Growing Home: The Chinese NGO that Tells Bedtime Stories to Rural Boarding Students
CBD’s Yang Jin profiles the NGO “Growing Home”, which helps rural boarding school students by telling them bedtime stories
Chinese newspaper Caixin writes that no country in the world has such a huge population of children that live away from their parents.They are the 60 million left-behind children in China’s rural areas and many are only able to meet their parents once a year. Most of the children are taken care of by elderly grandparents but it is estimated that two million live alone without any guardian. As an effect of long-time separation with their parents, loss of family ties, and weakening of family education, their living standards, mental and psychical health, and environment for growth is worse off than ordinary children. More strikingly, the rates of unnatural deaths and sexual assault in this …read more
The Beijing News writes that the four children who committed suicide in Bijie are indicative of the mental state and living conditions of China’s “left-behind children”. The number of “left-behind children” in Chinese rural areas is always on the rise as the migrant population keeps expanding. In 2014 it reached 61.0255 million, which means that 1 in every 5 children in China is “left-behind”. The article also mentions a 2014 survey conducted by the NGO “On the Road to School”(上学路上), which looked at left-behind children in the rural areas of six cities and provinces. The survey, based on 2131 completed questionnaires, highlights aspects of the children’s lives such as how the absence of parents and poor grades at school negatively …read more
On June 9th, four “left-behind children (留守儿童)” committed suicide in their home in Bijie, Guizhou. The tragic incident follows another three years ago, when five left-behind children died in Bijie after lighting a fire in a dustbin. The tragedy has once again brought national attention to the many problems facing children left behind by China’s migrant labourers. A Nanfang Daily article argues that these problems aren’t easy to solve and require coordinated efforts from both government and non-government. According to the article there are two possible solutions: one is to have parents come home (让爸妈回家) and the other one is to have children leave with their parents (跟爸妈离开). These might sound simple but to really …read more
On January 15th, 2015, the State Council published the «Plan for the development of children in impoverished areas 2014 – 2020» that should benefit 40 million children. The plan aims at bringing the living conditions of these children up to national standards.
Human Resources and Social Security departments recently released data from January to April which shows that 496,850,000 urban and rural people are insured, which 650,000 people less than the number recorded at the end of the 2013.

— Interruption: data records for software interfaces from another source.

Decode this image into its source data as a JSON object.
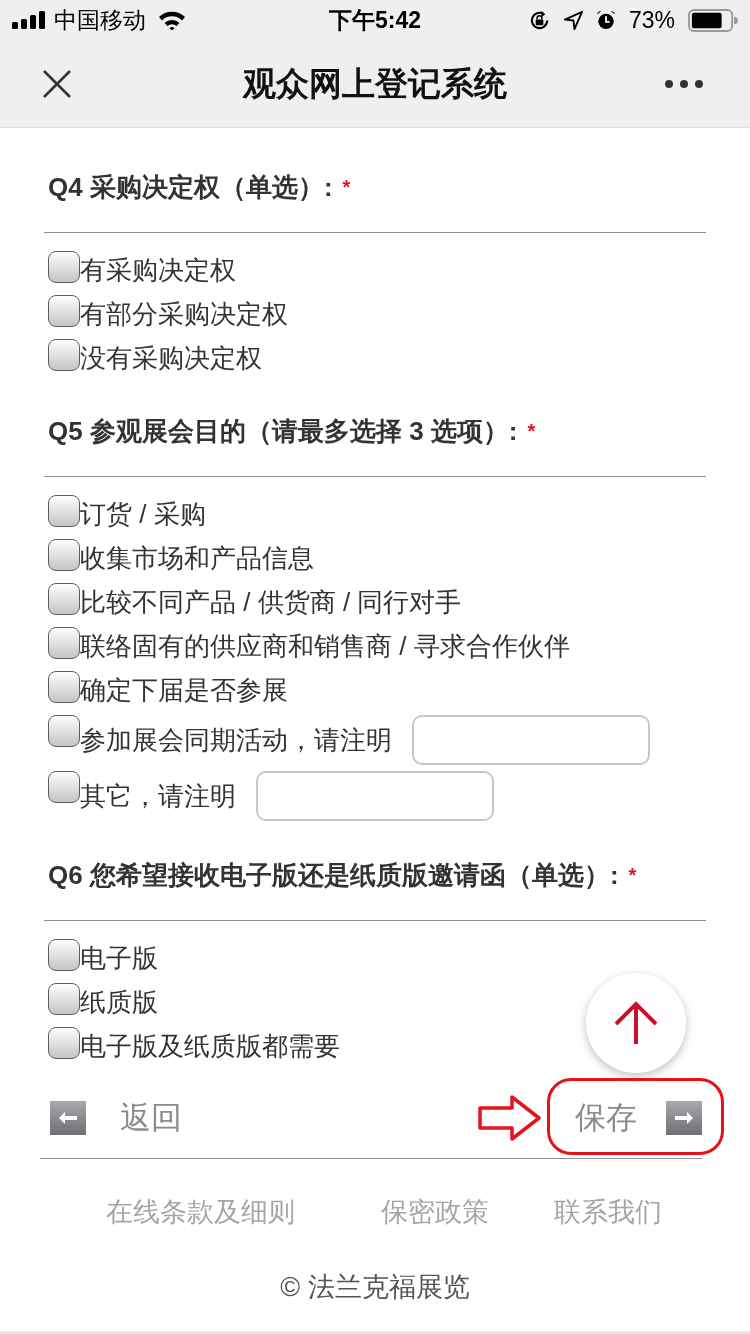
{
  "status_bar": {
    "carrier": "中国移动",
    "time": "下午5:42",
    "battery": "73%"
  },
  "nav_bar": {
    "title": "观众网上登记系统"
  },
  "questions": [
    {
      "heading": "Q4 采购决定权（单选）:",
      "required_mark": "*",
      "options": [
        {
          "kind": "plain",
          "label": "有采购决定权",
          "checked": false
        },
        {
          "kind": "plain",
          "label": "有部分采购决定权",
          "checked": false
        },
        {
          "kind": "plain",
          "label": "没有采购决定权",
          "checked": false
        }
      ]
    },
    {
      "heading": "Q5 参观展会目的（请最多选择 3 选项）:",
      "required_mark": "*",
      "options": [
        {
          "kind": "plain",
          "label": "订货 / 采购",
          "checked": false
        },
        {
          "kind": "plain",
          "label": "收集市场和产品信息",
          "checked": false
        },
        {
          "kind": "plain",
          "label": "比较不同产品 / 供货商 / 同行对手",
          "checked": false
        },
        {
          "kind": "plain",
          "label": "联络固有的供应商和销售商 / 寻求合作伙伴",
          "checked": false
        },
        {
          "kind": "plain",
          "label": "确定下届是否参展",
          "checked": false
        },
        {
          "kind": "with_field",
          "label": "参加展会同期活动，请注明",
          "checked": false
        },
        {
          "kind": "with_field",
          "label": "其它，请注明",
          "checked": false
        }
      ]
    },
    {
      "heading": "Q6 您希望接收电子版还是纸质版邀请函（单选）:",
      "required_mark": "*",
      "options": [
        {
          "kind": "plain",
          "label": "电子版",
          "checked": false
        },
        {
          "kind": "plain",
          "label": "纸质版",
          "checked": false
        },
        {
          "kind": "plain",
          "label": "电子版及纸质版都需要",
          "checked": false
        }
      ]
    }
  ],
  "form_nav": {
    "back": {
      "label": "返回"
    },
    "save": {
      "label": "保存",
      "highlighted": true
    }
  },
  "footer": {
    "links": [
      "在线条款及细则",
      "保密政策",
      "联系我们"
    ],
    "copyright": "© 法兰克福展览"
  }
}
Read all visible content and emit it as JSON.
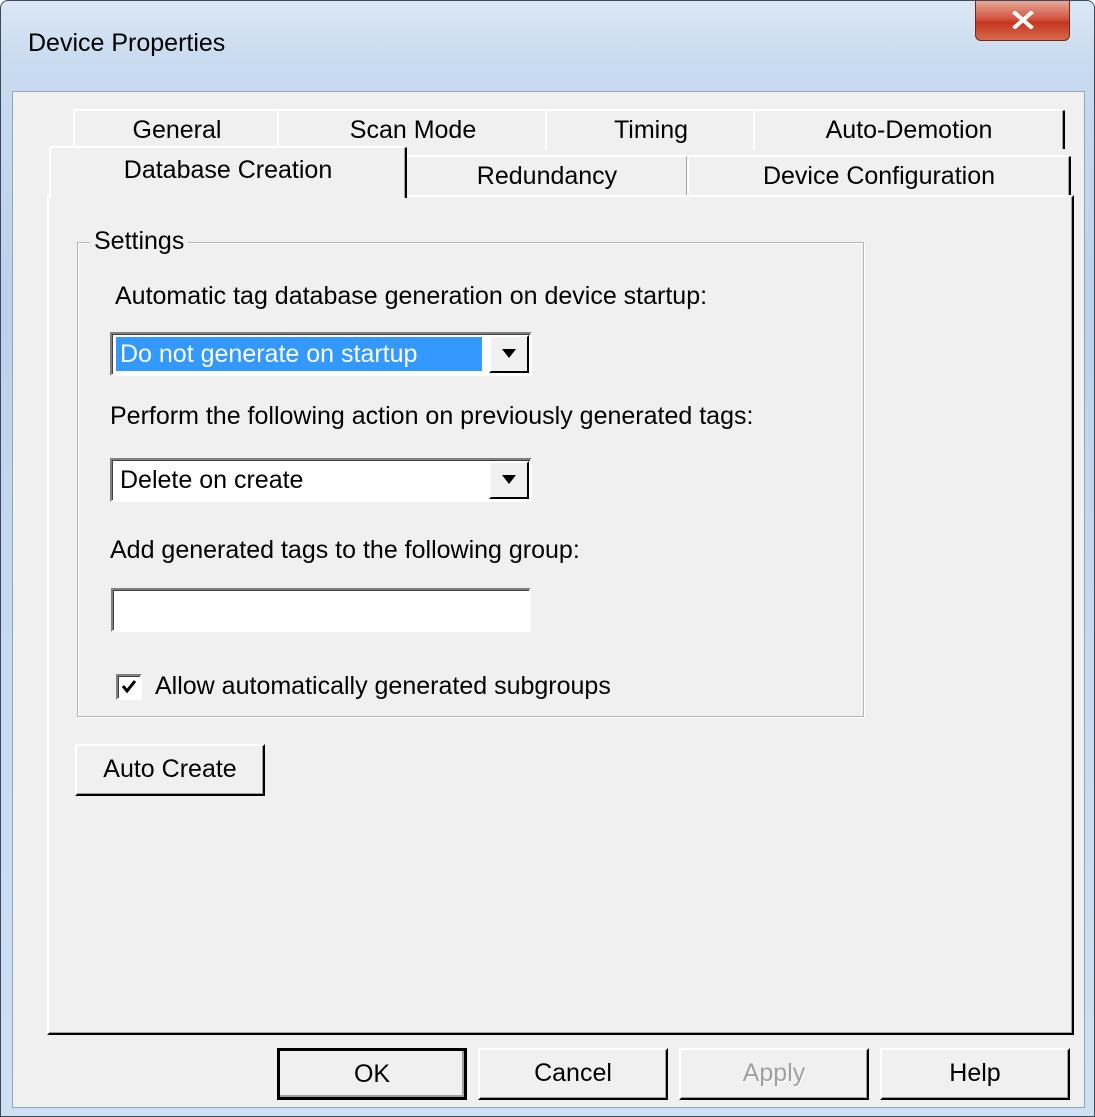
{
  "window": {
    "title": "Device Properties"
  },
  "tabs": {
    "row_back": [
      "General",
      "Scan Mode",
      "Timing",
      "Auto-Demotion"
    ],
    "row_front": [
      "Database Creation",
      "Redundancy",
      "Device Configuration"
    ],
    "selected": "Database Creation"
  },
  "settings": {
    "group_title": "Settings",
    "startup_label": "Automatic tag database generation on device startup:",
    "startup_value": "Do not generate on startup",
    "action_label": "Perform the following action on previously generated tags:",
    "action_value": "Delete on create",
    "group_label": "Add generated tags to the following group:",
    "group_value": "",
    "subgroups_label": "Allow automatically generated subgroups",
    "subgroups_checked": true
  },
  "auto_create_label": "Auto Create",
  "buttons": {
    "ok": "OK",
    "cancel": "Cancel",
    "apply": "Apply",
    "help": "Help"
  },
  "colors": {
    "selection": "#3399ff",
    "close_button": "#c4361f"
  }
}
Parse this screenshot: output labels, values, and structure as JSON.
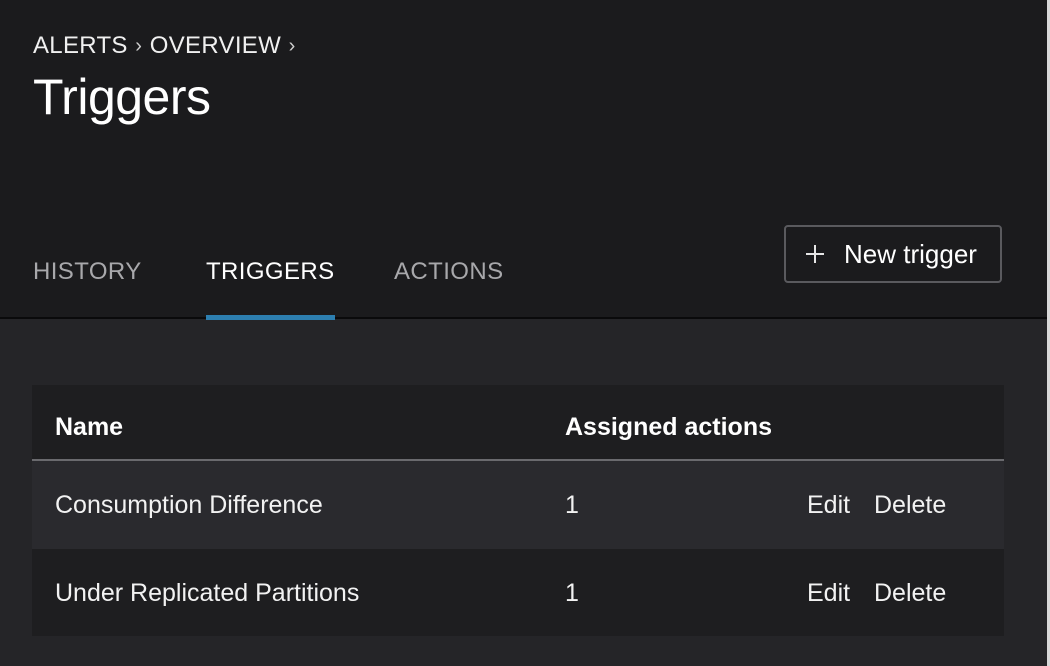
{
  "breadcrumb": [
    "ALERTS",
    "OVERVIEW"
  ],
  "page_title": "Triggers",
  "tabs": [
    {
      "label": "HISTORY",
      "active": false
    },
    {
      "label": "TRIGGERS",
      "active": true
    },
    {
      "label": "ACTIONS",
      "active": false
    }
  ],
  "new_trigger_label": "New trigger",
  "table": {
    "columns": [
      "Name",
      "Assigned actions"
    ],
    "rows": [
      {
        "name": "Consumption Difference",
        "assigned": "1",
        "edit": "Edit",
        "delete": "Delete"
      },
      {
        "name": "Under Replicated Partitions",
        "assigned": "1",
        "edit": "Edit",
        "delete": "Delete"
      }
    ]
  },
  "colors": {
    "header_bg": "#1b1b1d",
    "content_bg": "#252528",
    "accent": "#2d7fb0"
  }
}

This is our last in a series of articles on NGO responses to disasters that we are making available in commemoration of the May 12, 2008 Wenchuan earthquake in Sichuan. This article highlights the ongoing work of 10 NGO projects in the long-term reconstruction work in the earthquake-stricken areas of Sichuan.
This article profiles two Chinese volunteers who are in the first batch of volunteers to be sent overseas by China through the international organization, Volunteer Services Overseas (UK). These volunteers will participate in international poverty-relief and development efforts in Africa
Rural library projects are a standard undertaking in the education sector. Some of these projects began operating long ago, while new organizations have entered the scene. In the span of just a few short years these projects have undergone some important changes